Task to complete →
Start to finish, print the entries exactly, and carry none of the pictures over.

Web page and app entries →
* * * * * * * * *

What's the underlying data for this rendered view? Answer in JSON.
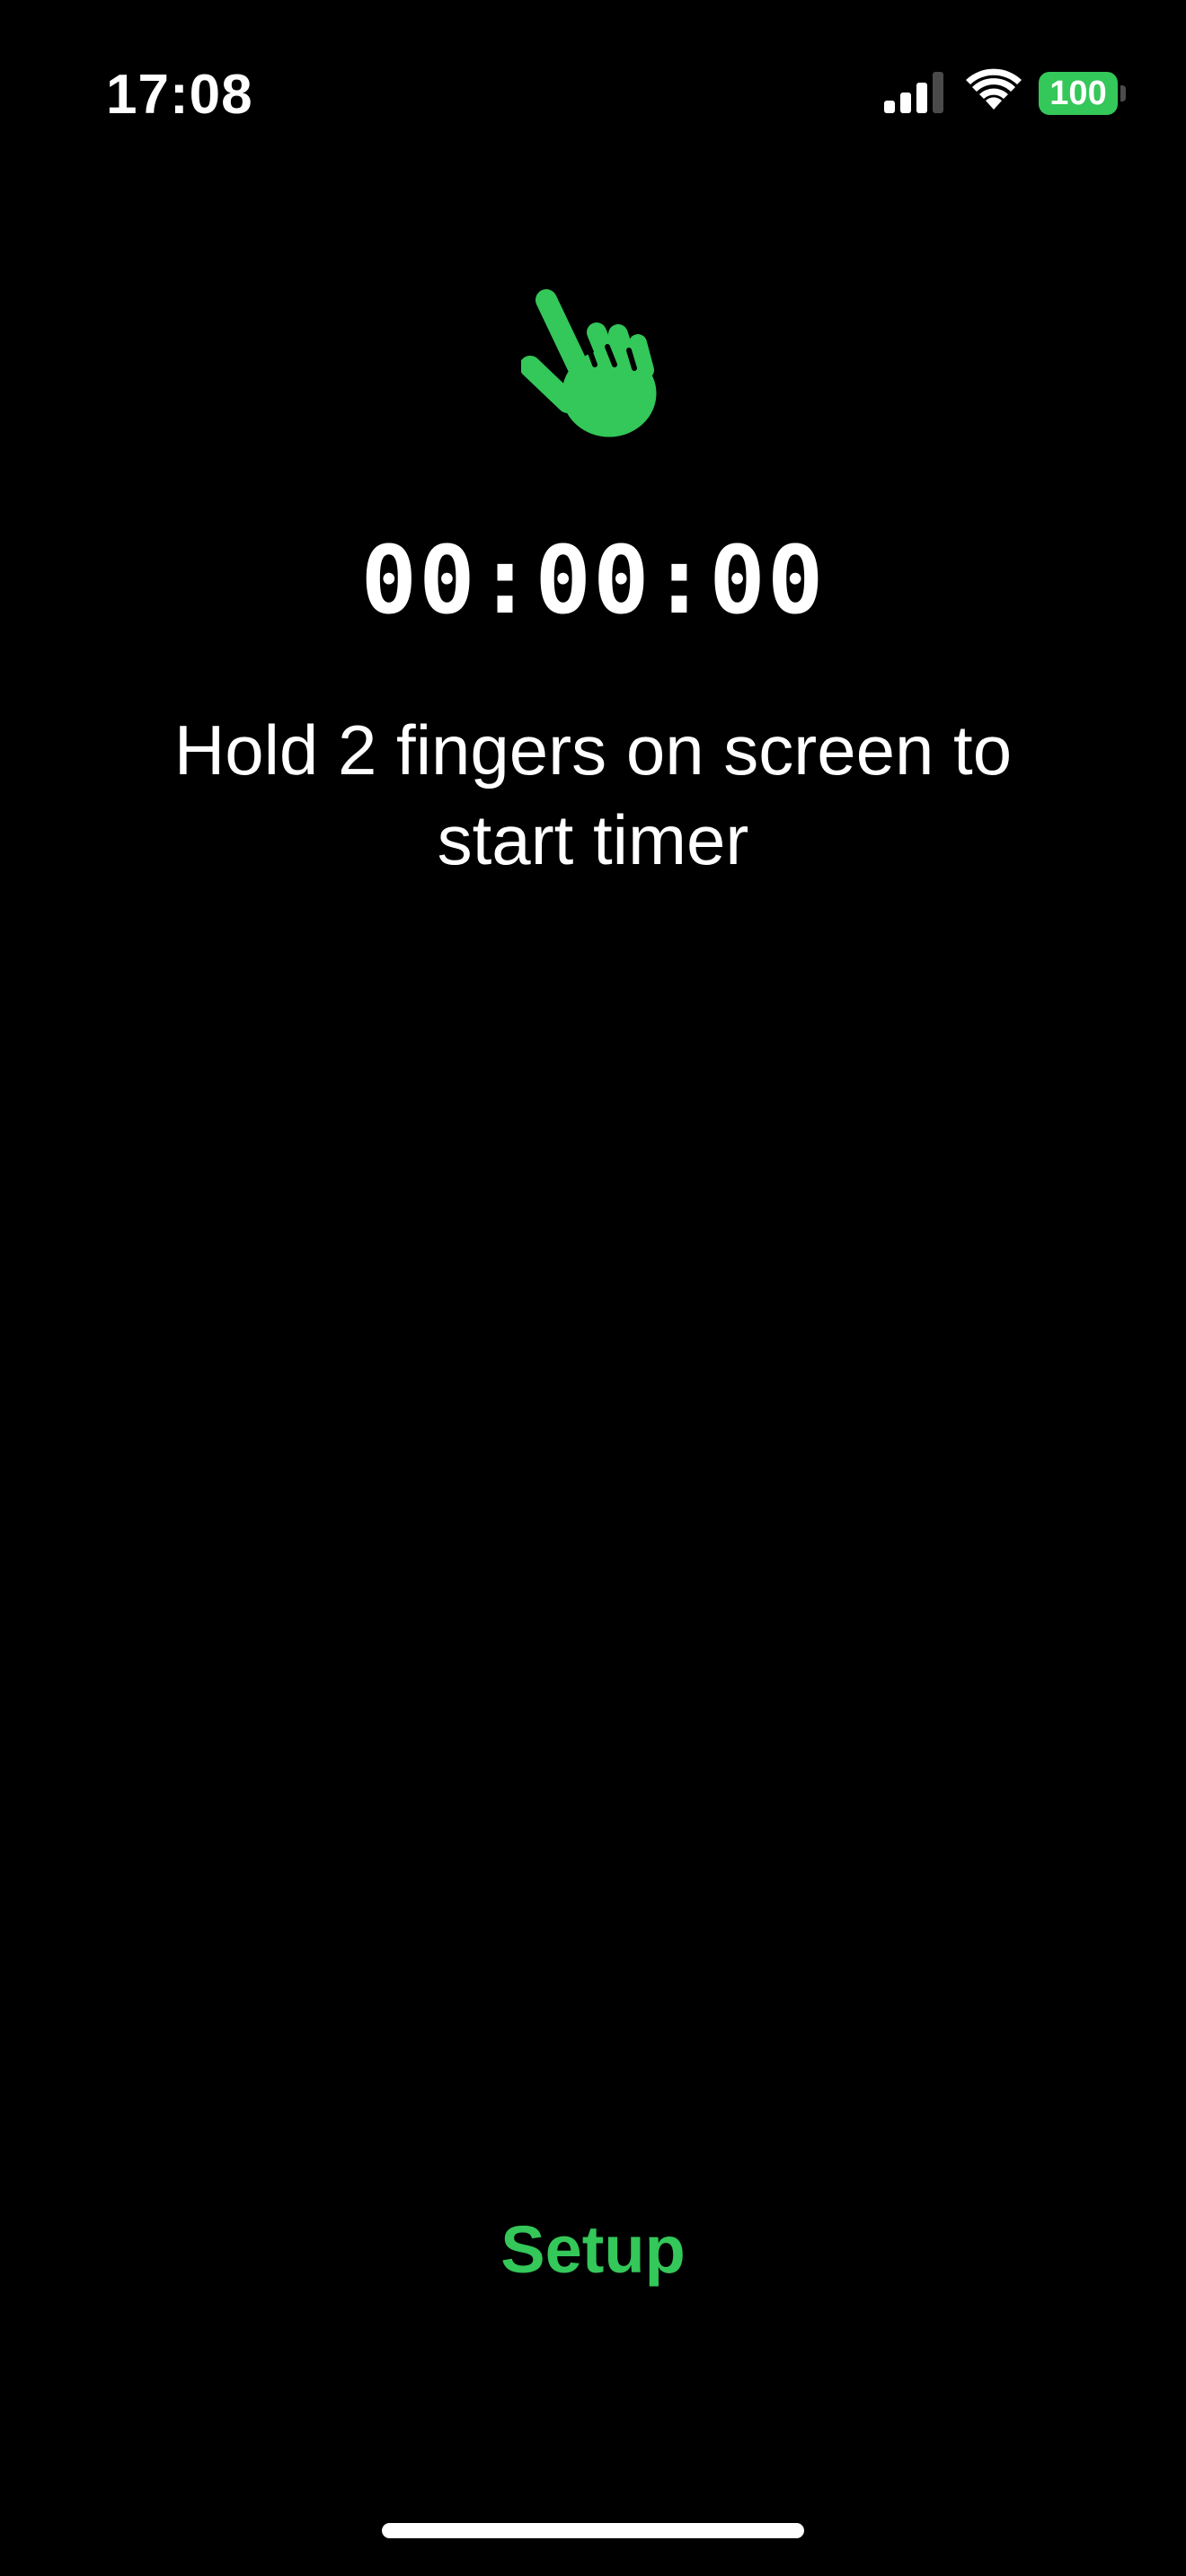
{
  "status_bar": {
    "time": "17:08",
    "battery_level": "100",
    "cell_signal_bars_active": 3,
    "cell_signal_bars_total": 4,
    "icons": [
      "cellular-signal-icon",
      "wifi-icon",
      "battery-icon"
    ]
  },
  "main": {
    "icon": "hand-point-icon",
    "timer": "00:00:00",
    "instruction": "Hold 2 fingers on screen to start timer"
  },
  "footer": {
    "setup_label": "Setup"
  },
  "colors": {
    "background": "#000000",
    "accent": "#34c759",
    "text": "#ffffff"
  }
}
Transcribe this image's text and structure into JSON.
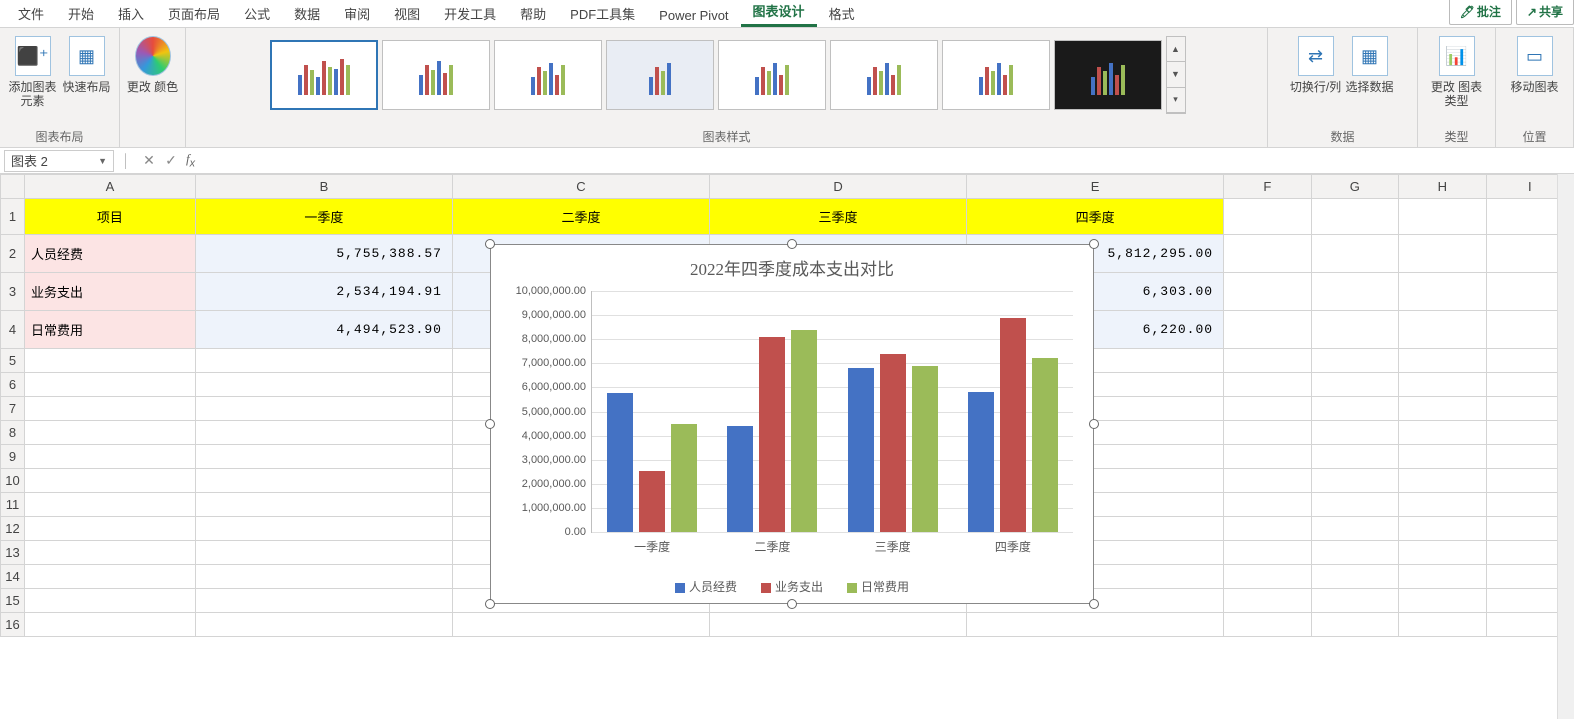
{
  "ribbon": {
    "tabs": [
      "文件",
      "开始",
      "插入",
      "页面布局",
      "公式",
      "数据",
      "审阅",
      "视图",
      "开发工具",
      "帮助",
      "PDF工具集",
      "Power Pivot",
      "图表设计",
      "格式"
    ],
    "active_tab": "图表设计",
    "right_buttons": {
      "comment": "批注",
      "share": "共享"
    },
    "groups": {
      "layout": {
        "add_element": "添加图表\n元素",
        "quick_layout": "快速布局",
        "label": "图表布局"
      },
      "colors": {
        "change_colors": "更改\n颜色"
      },
      "styles_label": "图表样式",
      "data": {
        "switch": "切换行/列",
        "select": "选择数据",
        "label": "数据"
      },
      "type": {
        "change_type": "更改\n图表类型",
        "label": "类型"
      },
      "location": {
        "move": "移动图表",
        "label": "位置"
      }
    }
  },
  "namebox": "图表 2",
  "columns": [
    "A",
    "B",
    "C",
    "D",
    "E",
    "F",
    "G",
    "H",
    "I"
  ],
  "table": {
    "headers": [
      "项目",
      "一季度",
      "二季度",
      "三季度",
      "四季度"
    ],
    "rows": [
      {
        "label": "人员经费",
        "vals": [
          "5,755,388.57",
          "4,415,893.00",
          "6,812,697.00",
          "5,812,295.00"
        ]
      },
      {
        "label": "业务支出",
        "vals": [
          "2,534,194.91",
          "",
          "",
          "6,303.00"
        ],
        "hidden_full": [
          "2,534,194.91",
          "8,100,000.00",
          "7,400,000.00",
          "8,906,303.00"
        ]
      },
      {
        "label": "日常费用",
        "vals": [
          "4,494,523.90",
          "",
          "",
          "6,220.00"
        ],
        "hidden_full": [
          "4,494,523.90",
          "8,400,000.00",
          "6,900,000.00",
          "7,206,220.00"
        ]
      }
    ]
  },
  "chart_data": {
    "type": "bar",
    "title": "2022年四季度成本支出对比",
    "categories": [
      "一季度",
      "二季度",
      "三季度",
      "四季度"
    ],
    "series": [
      {
        "name": "人员经费",
        "values": [
          5755388.57,
          4415893.0,
          6812697.0,
          5812295.0
        ],
        "color": "#4472c4"
      },
      {
        "name": "业务支出",
        "values": [
          2534194.91,
          8100000.0,
          7400000.0,
          8900000.0
        ],
        "color": "#c0504d"
      },
      {
        "name": "日常费用",
        "values": [
          4494523.9,
          8400000.0,
          6900000.0,
          7200000.0
        ],
        "color": "#9bbb59"
      }
    ],
    "ylim": [
      0,
      10000000
    ],
    "yticks": [
      "0.00",
      "1,000,000.00",
      "2,000,000.00",
      "3,000,000.00",
      "4,000,000.00",
      "5,000,000.00",
      "6,000,000.00",
      "7,000,000.00",
      "8,000,000.00",
      "9,000,000.00",
      "10,000,000.00"
    ]
  }
}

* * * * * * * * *

Solution to this task →
What's the underlying data for this rendered view? Answer in JSON.
{
  "status_bar": {
    "time": "17:08",
    "battery_level": "100",
    "cell_signal_bars_active": 3,
    "cell_signal_bars_total": 4,
    "icons": [
      "cellular-signal-icon",
      "wifi-icon",
      "battery-icon"
    ]
  },
  "main": {
    "icon": "hand-point-icon",
    "timer": "00:00:00",
    "instruction": "Hold 2 fingers on screen to start timer"
  },
  "footer": {
    "setup_label": "Setup"
  },
  "colors": {
    "background": "#000000",
    "accent": "#34c759",
    "text": "#ffffff"
  }
}
Transcribe this image's text and structure into JSON.
{
  "ribbon": {
    "tabs": [
      "文件",
      "开始",
      "插入",
      "页面布局",
      "公式",
      "数据",
      "审阅",
      "视图",
      "开发工具",
      "帮助",
      "PDF工具集",
      "Power Pivot",
      "图表设计",
      "格式"
    ],
    "active_tab": "图表设计",
    "right_buttons": {
      "comment": "批注",
      "share": "共享"
    },
    "groups": {
      "layout": {
        "add_element": "添加图表\n元素",
        "quick_layout": "快速布局",
        "label": "图表布局"
      },
      "colors": {
        "change_colors": "更改\n颜色"
      },
      "styles_label": "图表样式",
      "data": {
        "switch": "切换行/列",
        "select": "选择数据",
        "label": "数据"
      },
      "type": {
        "change_type": "更改\n图表类型",
        "label": "类型"
      },
      "location": {
        "move": "移动图表",
        "label": "位置"
      }
    }
  },
  "namebox": "图表 2",
  "columns": [
    "A",
    "B",
    "C",
    "D",
    "E",
    "F",
    "G",
    "H",
    "I"
  ],
  "table": {
    "headers": [
      "项目",
      "一季度",
      "二季度",
      "三季度",
      "四季度"
    ],
    "rows": [
      {
        "label": "人员经费",
        "vals": [
          "5,755,388.57",
          "4,415,893.00",
          "6,812,697.00",
          "5,812,295.00"
        ]
      },
      {
        "label": "业务支出",
        "vals": [
          "2,534,194.91",
          "",
          "",
          "6,303.00"
        ],
        "hidden_full": [
          "2,534,194.91",
          "8,100,000.00",
          "7,400,000.00",
          "8,906,303.00"
        ]
      },
      {
        "label": "日常费用",
        "vals": [
          "4,494,523.90",
          "",
          "",
          "6,220.00"
        ],
        "hidden_full": [
          "4,494,523.90",
          "8,400,000.00",
          "6,900,000.00",
          "7,206,220.00"
        ]
      }
    ]
  },
  "chart_data": {
    "type": "bar",
    "title": "2022年四季度成本支出对比",
    "categories": [
      "一季度",
      "二季度",
      "三季度",
      "四季度"
    ],
    "series": [
      {
        "name": "人员经费",
        "values": [
          5755388.57,
          4415893.0,
          6812697.0,
          5812295.0
        ],
        "color": "#4472c4"
      },
      {
        "name": "业务支出",
        "values": [
          2534194.91,
          8100000.0,
          7400000.0,
          8900000.0
        ],
        "color": "#c0504d"
      },
      {
        "name": "日常费用",
        "values": [
          4494523.9,
          8400000.0,
          6900000.0,
          7200000.0
        ],
        "color": "#9bbb59"
      }
    ],
    "ylim": [
      0,
      10000000
    ],
    "yticks": [
      "0.00",
      "1,000,000.00",
      "2,000,000.00",
      "3,000,000.00",
      "4,000,000.00",
      "5,000,000.00",
      "6,000,000.00",
      "7,000,000.00",
      "8,000,000.00",
      "9,000,000.00",
      "10,000,000.00"
    ]
  }
}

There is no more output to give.